What is growth mindset?
Growth mindset in simple terms is the idea that we should not be limited by our talents and shortcomings but that we can instead change, develop and improve.
in essence, we can develop from our talents and shortcomings by making effort, learning from our mistakes and facing challenges.
The opposite of a growth mindset is a fixed mindset. With a fixed mindset you’ll think and believe that you’re not good or clever enough. You’ll believe that you’re born in a particular way and cannot develop further.
It’s therefore important to teach your child how to have a growth mindset so that they can transform how they view themselves and their abilities. Teaching your child how to be a resilient learner can help them in their 11+ and other academic and non-academic areas such as music and sport.
Having a growth mindset enables your child to be persistent even when facing challenges. This makes them to be better and more prudent at whatever they are doing. Furthermore, research shows that children that are thought growth mindset techniques improve in their overall grades/scores within shorter periods.
How can use growth mindset to improve your child’s 11+ revision?
One of the most important strategies is to teach your child not to shy away from their weaknesses or shortcomings. Teach them to embrace their areas of weakness and make effort to improve on them. For example, rather than stating, “I’m bad at Maths,” they could say, “I’m not the best at Maths yet.” The word “yet” is so powerful because it shows that the possibility of improving is still there.
Also, in order to develop a growth mindset in your child, you should be careful of the words you speak to them. Try not to use words that will make them develop a fixed mindset. For example, don’t use words like “you’re just not good atmathematics,” or “this is not good enough.” Doing so will cause them to believe that they can’t change or improve.

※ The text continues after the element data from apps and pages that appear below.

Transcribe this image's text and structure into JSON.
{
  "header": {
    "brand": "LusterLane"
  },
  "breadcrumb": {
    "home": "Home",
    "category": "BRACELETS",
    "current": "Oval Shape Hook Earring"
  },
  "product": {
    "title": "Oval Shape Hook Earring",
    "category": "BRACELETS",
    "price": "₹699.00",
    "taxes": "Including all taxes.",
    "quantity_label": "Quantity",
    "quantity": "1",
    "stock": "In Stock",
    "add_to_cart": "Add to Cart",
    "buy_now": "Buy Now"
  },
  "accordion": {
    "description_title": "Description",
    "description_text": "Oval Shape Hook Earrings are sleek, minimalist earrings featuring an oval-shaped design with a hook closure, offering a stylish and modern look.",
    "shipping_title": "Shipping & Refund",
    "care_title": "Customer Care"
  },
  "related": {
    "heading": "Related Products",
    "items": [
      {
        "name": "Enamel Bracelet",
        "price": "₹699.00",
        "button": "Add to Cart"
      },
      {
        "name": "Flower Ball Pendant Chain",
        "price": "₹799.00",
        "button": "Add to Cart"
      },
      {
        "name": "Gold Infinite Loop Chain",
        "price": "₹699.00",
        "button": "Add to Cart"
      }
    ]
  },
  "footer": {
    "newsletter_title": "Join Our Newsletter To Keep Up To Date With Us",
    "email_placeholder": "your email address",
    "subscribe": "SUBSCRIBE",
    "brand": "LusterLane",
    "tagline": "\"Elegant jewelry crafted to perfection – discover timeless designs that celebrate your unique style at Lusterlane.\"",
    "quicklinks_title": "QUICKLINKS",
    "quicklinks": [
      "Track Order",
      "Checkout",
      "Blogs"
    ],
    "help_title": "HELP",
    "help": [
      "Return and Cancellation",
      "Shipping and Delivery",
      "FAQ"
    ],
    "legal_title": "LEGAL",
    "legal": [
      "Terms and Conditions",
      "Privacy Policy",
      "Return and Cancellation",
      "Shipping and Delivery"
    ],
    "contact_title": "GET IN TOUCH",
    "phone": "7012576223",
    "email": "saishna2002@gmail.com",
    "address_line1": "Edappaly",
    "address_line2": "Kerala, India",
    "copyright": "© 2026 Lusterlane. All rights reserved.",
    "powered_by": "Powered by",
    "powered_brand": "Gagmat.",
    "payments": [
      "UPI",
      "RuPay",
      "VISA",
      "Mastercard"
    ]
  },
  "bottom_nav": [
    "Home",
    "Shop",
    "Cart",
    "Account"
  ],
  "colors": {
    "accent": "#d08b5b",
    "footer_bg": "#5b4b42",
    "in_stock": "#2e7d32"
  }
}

Having high expectations is another thing that can develop a growth mindset in a child. Children who believe their parents think highly of them usually perform better. This is because high expectations lead to faster brain development. However, it’s important to note that high expectations should not be confused with pressure. Don’t put your child under any pressure. Whenever they fail, always encourage them and let them know they can do better.
Additionally, teach your child to face up to their mistakes and learn from them. Rather than hiding their mistakes, they should be encouraged to embrace them. Let your child see mistakes as a learning process not as a judgment of their abilities.
It doesn’t matter the number of time ms they fail, give them the opportunity to learn and improve.
And finally, endeavour to teach your child how to deal with their emotions. Encourage them to focus on the positives whenever they are confronted with challenges.